Since 1990, Turkey’s machinery industry has grown at a speed of nearly 20% per year. The expansion of this sector is supported by extremely competitive and flexible small and middle-sized enterprises (SME) which, together, establish the bulk of the country’s industrial production. Turkey has a large potential of skilled workers, and the sector provides ample employment – currently for 114, 500 employees.
A favourable combination of competitive factors
The combination of having the technical capacities needed to compete in an international market and reasonable labour costs enables Turkey’s machinery industry to offer a wide range of high-quality products and components at affordable prices. Another fact that contributes to the strength of this line of industry is that approximately 85% of its input comes from domestic resources. This not only reduces the sector’s dependence on overseas’ (re)sources, it also contributes to the growth and development of other local industries.
With a share of 8.3% in national exports (2010), the machinery industry occupies a major position in Turkey’s economy. The total value of exports of this sector amounted to $ 9.4 billion in 2010. The main destinations for machinery exports are Germany, France, the UK, Italy and Iran. On the other hand, Turkey also imports machinery, mainly from China, Germany, Italy, France and the USA. In spite of Turkey’s strong national production in this line of idustry, exports are outweighed by imports ($ 21.3 billion in 2010). This is largely due to the ever increasing domestic demand for machinery.
Turkey’s machinery industry has set itself the ambitious goal of acquiring a 2.3% share in the world market by 2023, the year of the Republic’s centennial anniversary. To achieve this goal, which implies exports to rise to a value of $ 100 billion, the sector will need an annual growth of 17.8%, until 2023. By that time, the sector’s share in Turkey’s total exports is expected to have risen to 18%.
The machinery industry is also successful in attracting direct foreign investments. Over the past ten years it managed to attract over $ 771 million worth of foreign capital.
Recently, the Minister of Economic Affairs declared that between January and June 2012, $3.1 billion worth of direct international investment has been recorded in the machinery industry sector.
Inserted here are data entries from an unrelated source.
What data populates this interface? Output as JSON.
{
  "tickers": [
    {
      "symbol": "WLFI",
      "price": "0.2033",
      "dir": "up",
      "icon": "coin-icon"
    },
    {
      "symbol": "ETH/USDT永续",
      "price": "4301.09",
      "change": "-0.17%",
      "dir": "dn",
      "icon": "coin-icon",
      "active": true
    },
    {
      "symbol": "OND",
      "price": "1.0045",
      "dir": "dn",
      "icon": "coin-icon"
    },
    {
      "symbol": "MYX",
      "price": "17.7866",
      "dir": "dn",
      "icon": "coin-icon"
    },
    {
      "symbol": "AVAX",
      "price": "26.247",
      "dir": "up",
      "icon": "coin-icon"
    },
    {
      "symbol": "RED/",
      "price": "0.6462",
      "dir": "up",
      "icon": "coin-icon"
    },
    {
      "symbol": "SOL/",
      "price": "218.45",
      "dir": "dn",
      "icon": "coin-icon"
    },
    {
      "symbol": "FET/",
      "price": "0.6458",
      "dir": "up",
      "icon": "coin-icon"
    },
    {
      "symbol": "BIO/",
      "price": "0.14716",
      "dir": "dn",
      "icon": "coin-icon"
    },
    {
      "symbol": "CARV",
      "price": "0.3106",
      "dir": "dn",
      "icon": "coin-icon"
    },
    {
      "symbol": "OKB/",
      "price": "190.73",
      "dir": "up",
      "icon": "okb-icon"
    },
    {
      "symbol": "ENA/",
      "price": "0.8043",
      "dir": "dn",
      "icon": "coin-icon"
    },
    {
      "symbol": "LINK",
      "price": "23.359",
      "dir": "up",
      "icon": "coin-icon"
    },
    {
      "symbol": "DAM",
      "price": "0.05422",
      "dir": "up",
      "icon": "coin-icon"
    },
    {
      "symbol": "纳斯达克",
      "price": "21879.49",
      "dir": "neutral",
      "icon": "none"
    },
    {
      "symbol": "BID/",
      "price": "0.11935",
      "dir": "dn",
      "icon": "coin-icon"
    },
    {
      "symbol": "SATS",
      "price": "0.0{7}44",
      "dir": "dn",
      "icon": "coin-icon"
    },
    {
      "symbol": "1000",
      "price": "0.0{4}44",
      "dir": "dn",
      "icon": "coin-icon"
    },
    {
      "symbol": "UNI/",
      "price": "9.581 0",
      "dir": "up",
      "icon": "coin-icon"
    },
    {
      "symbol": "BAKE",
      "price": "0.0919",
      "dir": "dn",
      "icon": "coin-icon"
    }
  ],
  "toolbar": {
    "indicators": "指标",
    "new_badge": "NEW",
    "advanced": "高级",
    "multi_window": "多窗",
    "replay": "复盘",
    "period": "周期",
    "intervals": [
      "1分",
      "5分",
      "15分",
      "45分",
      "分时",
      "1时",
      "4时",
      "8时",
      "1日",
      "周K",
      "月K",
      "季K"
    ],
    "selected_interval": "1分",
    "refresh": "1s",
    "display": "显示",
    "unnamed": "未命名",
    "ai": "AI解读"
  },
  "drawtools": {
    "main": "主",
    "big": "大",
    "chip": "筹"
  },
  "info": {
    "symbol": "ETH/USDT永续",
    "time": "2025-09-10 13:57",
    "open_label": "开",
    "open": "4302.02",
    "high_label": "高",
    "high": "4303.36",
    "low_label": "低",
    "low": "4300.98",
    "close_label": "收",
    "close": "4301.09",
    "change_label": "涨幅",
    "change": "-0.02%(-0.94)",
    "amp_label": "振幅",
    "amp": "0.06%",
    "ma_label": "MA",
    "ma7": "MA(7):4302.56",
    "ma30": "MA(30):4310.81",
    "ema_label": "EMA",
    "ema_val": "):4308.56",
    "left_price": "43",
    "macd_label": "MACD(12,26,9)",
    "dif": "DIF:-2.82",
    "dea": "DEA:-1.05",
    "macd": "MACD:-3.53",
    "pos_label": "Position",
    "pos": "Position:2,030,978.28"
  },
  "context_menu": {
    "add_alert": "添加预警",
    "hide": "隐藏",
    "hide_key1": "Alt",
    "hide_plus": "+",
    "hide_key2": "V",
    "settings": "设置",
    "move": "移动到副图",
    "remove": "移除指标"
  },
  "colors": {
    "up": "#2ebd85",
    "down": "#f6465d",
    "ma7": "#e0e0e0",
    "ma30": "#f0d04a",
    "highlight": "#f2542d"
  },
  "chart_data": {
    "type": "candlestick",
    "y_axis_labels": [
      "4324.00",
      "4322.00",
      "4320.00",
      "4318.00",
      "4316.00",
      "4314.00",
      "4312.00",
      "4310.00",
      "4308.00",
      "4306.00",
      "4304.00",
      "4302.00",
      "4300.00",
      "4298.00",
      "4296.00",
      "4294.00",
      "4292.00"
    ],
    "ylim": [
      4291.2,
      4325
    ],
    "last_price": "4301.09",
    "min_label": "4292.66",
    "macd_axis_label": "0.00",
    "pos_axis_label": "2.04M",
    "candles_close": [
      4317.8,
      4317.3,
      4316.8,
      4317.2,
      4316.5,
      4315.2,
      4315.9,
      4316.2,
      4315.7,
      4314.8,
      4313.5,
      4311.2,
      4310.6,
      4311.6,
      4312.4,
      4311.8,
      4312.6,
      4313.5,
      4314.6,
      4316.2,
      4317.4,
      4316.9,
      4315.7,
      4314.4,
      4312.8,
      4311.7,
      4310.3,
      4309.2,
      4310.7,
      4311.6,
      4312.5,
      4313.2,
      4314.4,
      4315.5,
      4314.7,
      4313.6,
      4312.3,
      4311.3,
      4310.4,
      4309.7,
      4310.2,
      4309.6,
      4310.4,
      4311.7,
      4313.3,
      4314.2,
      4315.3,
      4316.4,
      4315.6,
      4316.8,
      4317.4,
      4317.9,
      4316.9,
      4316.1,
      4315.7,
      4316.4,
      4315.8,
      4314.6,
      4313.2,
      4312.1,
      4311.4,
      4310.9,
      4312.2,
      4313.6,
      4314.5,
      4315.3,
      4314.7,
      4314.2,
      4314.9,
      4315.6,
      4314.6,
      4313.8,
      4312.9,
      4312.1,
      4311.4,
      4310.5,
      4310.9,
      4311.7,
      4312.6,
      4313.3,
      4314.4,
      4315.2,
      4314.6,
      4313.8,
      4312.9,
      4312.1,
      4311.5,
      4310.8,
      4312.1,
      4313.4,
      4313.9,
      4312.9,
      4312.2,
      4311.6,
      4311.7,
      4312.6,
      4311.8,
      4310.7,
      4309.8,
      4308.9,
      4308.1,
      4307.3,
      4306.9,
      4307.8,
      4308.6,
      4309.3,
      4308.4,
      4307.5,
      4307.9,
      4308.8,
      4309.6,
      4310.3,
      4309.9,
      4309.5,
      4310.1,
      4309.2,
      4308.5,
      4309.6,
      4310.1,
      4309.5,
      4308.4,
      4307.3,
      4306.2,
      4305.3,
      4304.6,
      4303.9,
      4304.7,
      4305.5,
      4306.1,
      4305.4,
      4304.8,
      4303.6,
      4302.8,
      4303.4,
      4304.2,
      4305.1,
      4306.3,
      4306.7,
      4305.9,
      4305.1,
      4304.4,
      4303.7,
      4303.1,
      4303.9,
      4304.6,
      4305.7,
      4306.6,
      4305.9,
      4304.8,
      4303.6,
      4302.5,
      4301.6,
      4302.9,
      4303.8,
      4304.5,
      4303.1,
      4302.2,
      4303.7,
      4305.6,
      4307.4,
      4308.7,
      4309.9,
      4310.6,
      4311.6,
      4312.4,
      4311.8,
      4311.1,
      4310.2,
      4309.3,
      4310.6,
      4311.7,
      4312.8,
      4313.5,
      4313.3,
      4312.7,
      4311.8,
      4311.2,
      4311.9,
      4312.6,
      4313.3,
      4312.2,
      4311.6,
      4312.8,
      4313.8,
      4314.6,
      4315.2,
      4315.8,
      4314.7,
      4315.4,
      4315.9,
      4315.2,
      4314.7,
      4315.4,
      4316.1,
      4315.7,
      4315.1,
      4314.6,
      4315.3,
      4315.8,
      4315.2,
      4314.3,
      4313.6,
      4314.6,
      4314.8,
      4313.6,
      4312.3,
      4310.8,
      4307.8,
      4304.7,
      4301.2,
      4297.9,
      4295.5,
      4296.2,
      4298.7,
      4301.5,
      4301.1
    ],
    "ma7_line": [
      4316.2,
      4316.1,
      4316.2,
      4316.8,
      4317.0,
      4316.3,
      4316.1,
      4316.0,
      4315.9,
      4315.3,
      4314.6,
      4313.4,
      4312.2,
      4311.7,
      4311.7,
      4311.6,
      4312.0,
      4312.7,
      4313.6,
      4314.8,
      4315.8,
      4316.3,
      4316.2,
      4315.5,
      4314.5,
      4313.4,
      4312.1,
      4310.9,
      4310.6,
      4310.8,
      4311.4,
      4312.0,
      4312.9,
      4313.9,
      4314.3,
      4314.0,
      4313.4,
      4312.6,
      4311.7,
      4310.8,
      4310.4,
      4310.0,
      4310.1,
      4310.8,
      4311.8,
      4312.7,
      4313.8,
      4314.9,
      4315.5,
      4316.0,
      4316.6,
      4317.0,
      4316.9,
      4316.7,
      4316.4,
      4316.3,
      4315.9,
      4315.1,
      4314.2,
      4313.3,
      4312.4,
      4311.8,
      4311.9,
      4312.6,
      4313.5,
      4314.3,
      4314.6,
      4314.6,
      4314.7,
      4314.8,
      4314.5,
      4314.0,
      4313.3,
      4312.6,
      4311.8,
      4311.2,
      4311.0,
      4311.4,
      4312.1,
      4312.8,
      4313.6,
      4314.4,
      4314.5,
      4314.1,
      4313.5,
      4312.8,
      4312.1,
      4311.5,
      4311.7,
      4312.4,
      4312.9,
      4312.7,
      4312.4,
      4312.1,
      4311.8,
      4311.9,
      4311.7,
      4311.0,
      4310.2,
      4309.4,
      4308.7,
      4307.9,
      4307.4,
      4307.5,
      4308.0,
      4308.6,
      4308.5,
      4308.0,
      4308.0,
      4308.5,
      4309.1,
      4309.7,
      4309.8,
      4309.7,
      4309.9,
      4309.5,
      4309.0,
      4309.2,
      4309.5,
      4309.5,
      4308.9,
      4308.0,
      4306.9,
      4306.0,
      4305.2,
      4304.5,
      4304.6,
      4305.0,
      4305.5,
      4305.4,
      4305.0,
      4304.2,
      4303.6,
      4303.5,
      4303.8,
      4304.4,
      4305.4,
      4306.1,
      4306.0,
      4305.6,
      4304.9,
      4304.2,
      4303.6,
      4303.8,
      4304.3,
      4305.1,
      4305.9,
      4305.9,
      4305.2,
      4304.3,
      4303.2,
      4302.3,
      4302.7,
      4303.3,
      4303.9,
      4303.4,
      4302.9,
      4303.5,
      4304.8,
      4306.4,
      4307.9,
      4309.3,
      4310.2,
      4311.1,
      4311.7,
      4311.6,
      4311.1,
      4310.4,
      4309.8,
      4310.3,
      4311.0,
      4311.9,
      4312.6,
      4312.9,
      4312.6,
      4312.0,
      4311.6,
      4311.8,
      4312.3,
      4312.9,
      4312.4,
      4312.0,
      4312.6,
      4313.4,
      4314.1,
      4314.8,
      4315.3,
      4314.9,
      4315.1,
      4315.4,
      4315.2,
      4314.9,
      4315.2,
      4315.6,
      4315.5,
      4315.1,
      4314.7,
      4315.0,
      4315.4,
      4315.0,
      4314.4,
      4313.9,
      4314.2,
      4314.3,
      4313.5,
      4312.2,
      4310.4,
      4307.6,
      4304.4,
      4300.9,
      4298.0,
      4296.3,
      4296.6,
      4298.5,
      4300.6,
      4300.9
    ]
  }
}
The increasing demand for housing, cars and other products such as white goods leads to an increase in the demand for iron and steel. Turkey is a major exporter of steel products and the world’s leading supplier of rebar (reinforcing bars, e.g. for concrete constructions). In spite of the current economic decline elsewhere in the world, international demand for Turkish steel remains strong. In 2010, $ 12.2 billion worth of steel products was exported, such as semi-manufactured goods (bars, beams, pipes, etc.), construction materials and machinery, to a total volume of 17.3 million tons.